Supplied data: Begin

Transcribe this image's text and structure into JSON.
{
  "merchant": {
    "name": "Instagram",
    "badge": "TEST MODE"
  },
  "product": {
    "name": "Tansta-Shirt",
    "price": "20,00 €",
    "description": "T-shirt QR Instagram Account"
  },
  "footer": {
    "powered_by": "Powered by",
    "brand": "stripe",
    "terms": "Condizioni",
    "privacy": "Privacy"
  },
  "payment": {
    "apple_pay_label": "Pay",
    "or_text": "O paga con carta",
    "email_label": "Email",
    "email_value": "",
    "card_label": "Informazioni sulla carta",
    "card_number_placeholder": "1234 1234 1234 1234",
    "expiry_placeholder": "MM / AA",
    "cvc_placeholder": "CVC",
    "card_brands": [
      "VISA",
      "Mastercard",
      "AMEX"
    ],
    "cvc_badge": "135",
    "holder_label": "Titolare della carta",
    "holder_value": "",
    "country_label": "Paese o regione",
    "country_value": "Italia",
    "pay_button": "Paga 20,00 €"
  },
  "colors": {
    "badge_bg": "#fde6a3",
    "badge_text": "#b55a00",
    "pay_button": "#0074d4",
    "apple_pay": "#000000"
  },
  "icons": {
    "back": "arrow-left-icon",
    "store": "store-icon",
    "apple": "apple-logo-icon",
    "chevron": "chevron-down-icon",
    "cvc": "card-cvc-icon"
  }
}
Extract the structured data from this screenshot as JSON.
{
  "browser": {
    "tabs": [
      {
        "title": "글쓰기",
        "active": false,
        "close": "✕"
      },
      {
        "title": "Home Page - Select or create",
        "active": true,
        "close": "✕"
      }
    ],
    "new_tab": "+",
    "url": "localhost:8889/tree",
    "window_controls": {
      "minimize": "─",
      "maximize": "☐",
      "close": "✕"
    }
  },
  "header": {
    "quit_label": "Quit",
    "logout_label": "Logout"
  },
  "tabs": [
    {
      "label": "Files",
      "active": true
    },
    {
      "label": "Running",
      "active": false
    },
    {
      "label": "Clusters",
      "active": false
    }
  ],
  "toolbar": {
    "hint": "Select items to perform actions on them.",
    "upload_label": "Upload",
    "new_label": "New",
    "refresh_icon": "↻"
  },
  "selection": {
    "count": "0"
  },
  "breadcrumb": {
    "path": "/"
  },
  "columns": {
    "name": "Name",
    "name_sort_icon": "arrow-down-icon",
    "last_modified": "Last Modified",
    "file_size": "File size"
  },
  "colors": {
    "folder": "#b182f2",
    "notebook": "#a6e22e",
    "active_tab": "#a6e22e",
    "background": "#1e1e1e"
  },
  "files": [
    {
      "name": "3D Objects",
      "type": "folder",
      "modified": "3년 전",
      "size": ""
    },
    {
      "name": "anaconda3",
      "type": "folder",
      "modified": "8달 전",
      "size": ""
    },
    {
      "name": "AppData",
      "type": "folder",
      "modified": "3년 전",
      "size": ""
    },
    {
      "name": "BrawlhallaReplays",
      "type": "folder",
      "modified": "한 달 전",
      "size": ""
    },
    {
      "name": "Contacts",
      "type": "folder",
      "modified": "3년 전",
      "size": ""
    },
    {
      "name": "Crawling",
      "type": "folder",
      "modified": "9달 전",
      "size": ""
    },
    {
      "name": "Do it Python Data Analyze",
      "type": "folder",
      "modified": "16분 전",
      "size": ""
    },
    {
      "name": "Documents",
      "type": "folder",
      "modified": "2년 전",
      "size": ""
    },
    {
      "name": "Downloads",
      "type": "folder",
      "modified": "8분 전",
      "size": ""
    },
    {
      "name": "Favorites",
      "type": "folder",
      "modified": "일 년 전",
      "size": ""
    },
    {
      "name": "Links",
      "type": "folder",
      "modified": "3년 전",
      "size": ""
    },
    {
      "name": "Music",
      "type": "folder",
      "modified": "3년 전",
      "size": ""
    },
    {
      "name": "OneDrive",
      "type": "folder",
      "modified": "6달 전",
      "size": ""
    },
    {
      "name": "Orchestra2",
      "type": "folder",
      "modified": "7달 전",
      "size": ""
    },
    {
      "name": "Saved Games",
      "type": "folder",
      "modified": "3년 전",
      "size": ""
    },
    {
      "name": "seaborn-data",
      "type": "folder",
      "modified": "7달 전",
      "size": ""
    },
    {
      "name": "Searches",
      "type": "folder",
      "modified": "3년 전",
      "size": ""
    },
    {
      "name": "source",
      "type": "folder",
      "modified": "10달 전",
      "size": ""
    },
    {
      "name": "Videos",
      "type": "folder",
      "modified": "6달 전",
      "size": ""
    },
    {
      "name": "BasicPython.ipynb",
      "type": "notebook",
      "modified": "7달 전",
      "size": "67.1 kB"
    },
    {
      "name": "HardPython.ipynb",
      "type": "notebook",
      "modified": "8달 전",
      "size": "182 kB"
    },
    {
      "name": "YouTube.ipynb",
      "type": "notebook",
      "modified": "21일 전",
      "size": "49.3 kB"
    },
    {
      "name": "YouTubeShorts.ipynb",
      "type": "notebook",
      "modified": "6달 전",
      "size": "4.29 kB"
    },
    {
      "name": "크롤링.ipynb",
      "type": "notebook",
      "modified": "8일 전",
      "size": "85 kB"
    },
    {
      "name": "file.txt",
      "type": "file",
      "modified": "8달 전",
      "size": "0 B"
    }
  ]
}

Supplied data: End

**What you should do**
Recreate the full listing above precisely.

**Answer to this exercise**
Transcribe this image's text and structure into JSON.
{
  "merchant": {
    "name": "Instagram",
    "badge": "TEST MODE"
  },
  "product": {
    "name": "Tansta-Shirt",
    "price": "20,00 €",
    "description": "T-shirt QR Instagram Account"
  },
  "footer": {
    "powered_by": "Powered by",
    "brand": "stripe",
    "terms": "Condizioni",
    "privacy": "Privacy"
  },
  "payment": {
    "apple_pay_label": "Pay",
    "or_text": "O paga con carta",
    "email_label": "Email",
    "email_value": "",
    "card_label": "Informazioni sulla carta",
    "card_number_placeholder": "1234 1234 1234 1234",
    "expiry_placeholder": "MM / AA",
    "cvc_placeholder": "CVC",
    "card_brands": [
      "VISA",
      "Mastercard",
      "AMEX"
    ],
    "cvc_badge": "135",
    "holder_label": "Titolare della carta",
    "holder_value": "",
    "country_label": "Paese o regione",
    "country_value": "Italia",
    "pay_button": "Paga 20,00 €"
  },
  "colors": {
    "badge_bg": "#fde6a3",
    "badge_text": "#b55a00",
    "pay_button": "#0074d4",
    "apple_pay": "#000000"
  },
  "icons": {
    "back": "arrow-left-icon",
    "store": "store-icon",
    "apple": "apple-logo-icon",
    "chevron": "chevron-down-icon",
    "cvc": "card-cvc-icon"
  }
}
Extract the structured data from this screenshot as JSON.
{
  "browser": {
    "tabs": [
      {
        "title": "글쓰기",
        "active": false,
        "close": "✕"
      },
      {
        "title": "Home Page - Select or create",
        "active": true,
        "close": "✕"
      }
    ],
    "new_tab": "+",
    "url": "localhost:8889/tree",
    "window_controls": {
      "minimize": "─",
      "maximize": "☐",
      "close": "✕"
    }
  },
  "header": {
    "quit_label": "Quit",
    "logout_label": "Logout"
  },
  "tabs": [
    {
      "label": "Files",
      "active": true
    },
    {
      "label": "Running",
      "active": false
    },
    {
      "label": "Clusters",
      "active": false
    }
  ],
  "toolbar": {
    "hint": "Select items to perform actions on them.",
    "upload_label": "Upload",
    "new_label": "New",
    "refresh_icon": "↻"
  },
  "selection": {
    "count": "0"
  },
  "breadcrumb": {
    "path": "/"
  },
  "columns": {
    "name": "Name",
    "name_sort_icon": "arrow-down-icon",
    "last_modified": "Last Modified",
    "file_size": "File size"
  },
  "colors": {
    "folder": "#b182f2",
    "notebook": "#a6e22e",
    "active_tab": "#a6e22e",
    "background": "#1e1e1e"
  },
  "files": [
    {
      "name": "3D Objects",
      "type": "folder",
      "modified": "3년 전",
      "size": ""
    },
    {
      "name": "anaconda3",
      "type": "folder",
      "modified": "8달 전",
      "size": ""
    },
    {
      "name": "AppData",
      "type": "folder",
      "modified": "3년 전",
      "size": ""
    },
    {
      "name": "BrawlhallaReplays",
      "type": "folder",
      "modified": "한 달 전",
      "size": ""
    },
    {
      "name": "Contacts",
      "type": "folder",
      "modified": "3년 전",
      "size": ""
    },
    {
      "name": "Crawling",
      "type": "folder",
      "modified": "9달 전",
      "size": ""
    },
    {
      "name": "Do it Python Data Analyze",
      "type": "folder",
      "modified": "16분 전",
      "size": ""
    },
    {
      "name": "Documents",
      "type": "folder",
      "modified": "2년 전",
      "size": ""
    },
    {
      "name": "Downloads",
      "type": "folder",
      "modified": "8분 전",
      "size": ""
    },
    {
      "name": "Favorites",
      "type": "folder",
      "modified": "일 년 전",
      "size": ""
    },
    {
      "name": "Links",
      "type": "folder",
      "modified": "3년 전",
      "size": ""
    },
    {
      "name": "Music",
      "type": "folder",
      "modified": "3년 전",
      "size": ""
    },
    {
      "name": "OneDrive",
      "type": "folder",
      "modified": "6달 전",
      "size": ""
    },
    {
      "name": "Orchestra2",
      "type": "folder",
      "modified": "7달 전",
      "size": ""
    },
    {
      "name": "Saved Games",
      "type": "folder",
      "modified": "3년 전",
      "size": ""
    },
    {
      "name": "seaborn-data",
      "type": "folder",
      "modified": "7달 전",
      "size": ""
    },
    {
      "name": "Searches",
      "type": "folder",
      "modified": "3년 전",
      "size": ""
    },
    {
      "name": "source",
      "type": "folder",
      "modified": "10달 전",
      "size": ""
    },
    {
      "name": "Videos",
      "type": "folder",
      "modified": "6달 전",
      "size": ""
    },
    {
      "name": "BasicPython.ipynb",
      "type": "notebook",
      "modified": "7달 전",
      "size": "67.1 kB"
    },
    {
      "name": "HardPython.ipynb",
      "type": "notebook",
      "modified": "8달 전",
      "size": "182 kB"
    },
    {
      "name": "YouTube.ipynb",
      "type": "notebook",
      "modified": "21일 전",
      "size": "49.3 kB"
    },
    {
      "name": "YouTubeShorts.ipynb",
      "type": "notebook",
      "modified": "6달 전",
      "size": "4.29 kB"
    },
    {
      "name": "크롤링.ipynb",
      "type": "notebook",
      "modified": "8일 전",
      "size": "85 kB"
    },
    {
      "name": "file.txt",
      "type": "file",
      "modified": "8달 전",
      "size": "0 B"
    }
  ]
}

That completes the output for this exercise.